Material provided: Begin

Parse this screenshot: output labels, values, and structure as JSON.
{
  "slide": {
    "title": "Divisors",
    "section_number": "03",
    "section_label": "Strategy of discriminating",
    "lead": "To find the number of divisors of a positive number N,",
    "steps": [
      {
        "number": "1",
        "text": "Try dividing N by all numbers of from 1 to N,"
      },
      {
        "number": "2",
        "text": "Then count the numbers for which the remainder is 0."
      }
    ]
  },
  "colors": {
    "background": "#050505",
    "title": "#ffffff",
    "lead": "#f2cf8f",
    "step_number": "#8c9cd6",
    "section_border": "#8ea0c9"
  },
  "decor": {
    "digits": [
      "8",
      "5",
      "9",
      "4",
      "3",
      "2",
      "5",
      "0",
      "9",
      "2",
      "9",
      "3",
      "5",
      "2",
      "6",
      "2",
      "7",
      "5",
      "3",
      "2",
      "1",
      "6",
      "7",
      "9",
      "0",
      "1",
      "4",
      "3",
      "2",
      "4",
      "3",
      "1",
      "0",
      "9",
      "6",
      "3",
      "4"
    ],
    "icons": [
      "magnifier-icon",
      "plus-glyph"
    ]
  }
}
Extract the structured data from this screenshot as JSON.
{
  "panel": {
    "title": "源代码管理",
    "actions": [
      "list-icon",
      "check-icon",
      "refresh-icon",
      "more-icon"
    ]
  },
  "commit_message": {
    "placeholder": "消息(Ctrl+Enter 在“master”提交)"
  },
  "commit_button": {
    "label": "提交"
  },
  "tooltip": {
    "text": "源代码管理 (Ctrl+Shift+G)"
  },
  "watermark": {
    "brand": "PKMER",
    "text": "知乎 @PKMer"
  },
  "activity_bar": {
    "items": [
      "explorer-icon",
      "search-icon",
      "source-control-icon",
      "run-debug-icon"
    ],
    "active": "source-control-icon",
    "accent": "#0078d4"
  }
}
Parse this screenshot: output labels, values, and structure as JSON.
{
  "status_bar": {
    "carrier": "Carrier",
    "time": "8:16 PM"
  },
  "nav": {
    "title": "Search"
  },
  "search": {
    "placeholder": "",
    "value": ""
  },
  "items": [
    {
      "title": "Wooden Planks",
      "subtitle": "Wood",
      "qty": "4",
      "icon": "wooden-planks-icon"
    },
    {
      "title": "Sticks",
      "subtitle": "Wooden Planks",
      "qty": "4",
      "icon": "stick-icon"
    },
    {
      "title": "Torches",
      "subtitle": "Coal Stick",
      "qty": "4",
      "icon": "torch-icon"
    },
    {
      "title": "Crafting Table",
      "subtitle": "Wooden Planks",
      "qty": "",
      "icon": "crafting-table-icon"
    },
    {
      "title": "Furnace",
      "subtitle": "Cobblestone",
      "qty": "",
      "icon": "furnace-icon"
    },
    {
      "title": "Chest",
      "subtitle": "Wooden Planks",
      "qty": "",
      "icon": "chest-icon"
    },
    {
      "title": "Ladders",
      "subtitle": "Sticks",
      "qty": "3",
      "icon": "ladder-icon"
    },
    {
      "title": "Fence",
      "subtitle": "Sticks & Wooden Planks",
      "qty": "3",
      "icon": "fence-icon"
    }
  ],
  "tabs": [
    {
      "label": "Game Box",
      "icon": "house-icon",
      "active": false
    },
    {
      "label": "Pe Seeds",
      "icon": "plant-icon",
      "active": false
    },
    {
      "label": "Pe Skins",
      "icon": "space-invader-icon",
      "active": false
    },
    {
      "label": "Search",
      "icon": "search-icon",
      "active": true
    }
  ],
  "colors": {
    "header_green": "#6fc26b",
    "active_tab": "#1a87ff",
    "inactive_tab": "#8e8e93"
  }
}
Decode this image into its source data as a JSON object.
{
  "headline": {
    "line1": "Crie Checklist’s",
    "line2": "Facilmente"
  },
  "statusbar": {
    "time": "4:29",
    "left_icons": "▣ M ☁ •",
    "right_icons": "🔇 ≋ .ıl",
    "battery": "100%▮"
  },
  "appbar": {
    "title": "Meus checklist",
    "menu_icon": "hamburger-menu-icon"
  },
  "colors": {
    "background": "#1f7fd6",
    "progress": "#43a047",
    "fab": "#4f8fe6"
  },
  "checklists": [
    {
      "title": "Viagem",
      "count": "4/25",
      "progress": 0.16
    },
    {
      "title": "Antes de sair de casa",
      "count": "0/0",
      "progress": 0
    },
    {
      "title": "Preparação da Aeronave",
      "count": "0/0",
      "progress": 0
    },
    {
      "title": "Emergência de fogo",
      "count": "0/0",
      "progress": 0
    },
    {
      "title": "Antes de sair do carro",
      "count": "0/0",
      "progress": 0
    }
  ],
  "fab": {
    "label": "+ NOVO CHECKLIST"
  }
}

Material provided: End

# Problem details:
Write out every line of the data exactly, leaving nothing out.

# Solution for this task:
Parse this screenshot: output labels, values, and structure as JSON.
{
  "slide": {
    "title": "Divisors",
    "section_number": "03",
    "section_label": "Strategy of discriminating",
    "lead": "To find the number of divisors of a positive number N,",
    "steps": [
      {
        "number": "1",
        "text": "Try dividing N by all numbers of from 1 to N,"
      },
      {
        "number": "2",
        "text": "Then count the numbers for which the remainder is 0."
      }
    ]
  },
  "colors": {
    "background": "#050505",
    "title": "#ffffff",
    "lead": "#f2cf8f",
    "step_number": "#8c9cd6",
    "section_border": "#8ea0c9"
  },
  "decor": {
    "digits": [
      "8",
      "5",
      "9",
      "4",
      "3",
      "2",
      "5",
      "0",
      "9",
      "2",
      "9",
      "3",
      "5",
      "2",
      "6",
      "2",
      "7",
      "5",
      "3",
      "2",
      "1",
      "6",
      "7",
      "9",
      "0",
      "1",
      "4",
      "3",
      "2",
      "4",
      "3",
      "1",
      "0",
      "9",
      "6",
      "3",
      "4"
    ],
    "icons": [
      "magnifier-icon",
      "plus-glyph"
    ]
  }
}
Extract the structured data from this screenshot as JSON.
{
  "panel": {
    "title": "源代码管理",
    "actions": [
      "list-icon",
      "check-icon",
      "refresh-icon",
      "more-icon"
    ]
  },
  "commit_message": {
    "placeholder": "消息(Ctrl+Enter 在“master”提交)"
  },
  "commit_button": {
    "label": "提交"
  },
  "tooltip": {
    "text": "源代码管理 (Ctrl+Shift+G)"
  },
  "watermark": {
    "brand": "PKMER",
    "text": "知乎 @PKMer"
  },
  "activity_bar": {
    "items": [
      "explorer-icon",
      "search-icon",
      "source-control-icon",
      "run-debug-icon"
    ],
    "active": "source-control-icon",
    "accent": "#0078d4"
  }
}
Parse this screenshot: output labels, values, and structure as JSON.
{
  "status_bar": {
    "carrier": "Carrier",
    "time": "8:16 PM"
  },
  "nav": {
    "title": "Search"
  },
  "search": {
    "placeholder": "",
    "value": ""
  },
  "items": [
    {
      "title": "Wooden Planks",
      "subtitle": "Wood",
      "qty": "4",
      "icon": "wooden-planks-icon"
    },
    {
      "title": "Sticks",
      "subtitle": "Wooden Planks",
      "qty": "4",
      "icon": "stick-icon"
    },
    {
      "title": "Torches",
      "subtitle": "Coal Stick",
      "qty": "4",
      "icon": "torch-icon"
    },
    {
      "title": "Crafting Table",
      "subtitle": "Wooden Planks",
      "qty": "",
      "icon": "crafting-table-icon"
    },
    {
      "title": "Furnace",
      "subtitle": "Cobblestone",
      "qty": "",
      "icon": "furnace-icon"
    },
    {
      "title": "Chest",
      "subtitle": "Wooden Planks",
      "qty": "",
      "icon": "chest-icon"
    },
    {
      "title": "Ladders",
      "subtitle": "Sticks",
      "qty": "3",
      "icon": "ladder-icon"
    },
    {
      "title": "Fence",
      "subtitle": "Sticks & Wooden Planks",
      "qty": "3",
      "icon": "fence-icon"
    }
  ],
  "tabs": [
    {
      "label": "Game Box",
      "icon": "house-icon",
      "active": false
    },
    {
      "label": "Pe Seeds",
      "icon": "plant-icon",
      "active": false
    },
    {
      "label": "Pe Skins",
      "icon": "space-invader-icon",
      "active": false
    },
    {
      "label": "Search",
      "icon": "search-icon",
      "active": true
    }
  ],
  "colors": {
    "header_green": "#6fc26b",
    "active_tab": "#1a87ff",
    "inactive_tab": "#8e8e93"
  }
}
Decode this image into its source data as a JSON object.
{
  "headline": {
    "line1": "Crie Checklist’s",
    "line2": "Facilmente"
  },
  "statusbar": {
    "time": "4:29",
    "left_icons": "▣ M ☁ •",
    "right_icons": "🔇 ≋ .ıl",
    "battery": "100%▮"
  },
  "appbar": {
    "title": "Meus checklist",
    "menu_icon": "hamburger-menu-icon"
  },
  "colors": {
    "background": "#1f7fd6",
    "progress": "#43a047",
    "fab": "#4f8fe6"
  },
  "checklists": [
    {
      "title": "Viagem",
      "count": "4/25",
      "progress": 0.16
    },
    {
      "title": "Antes de sair de casa",
      "count": "0/0",
      "progress": 0
    },
    {
      "title": "Preparação da Aeronave",
      "count": "0/0",
      "progress": 0
    },
    {
      "title": "Emergência de fogo",
      "count": "0/0",
      "progress": 0
    },
    {
      "title": "Antes de sair do carro",
      "count": "0/0",
      "progress": 0
    }
  ],
  "fab": {
    "label": "+ NOVO CHECKLIST"
  }
}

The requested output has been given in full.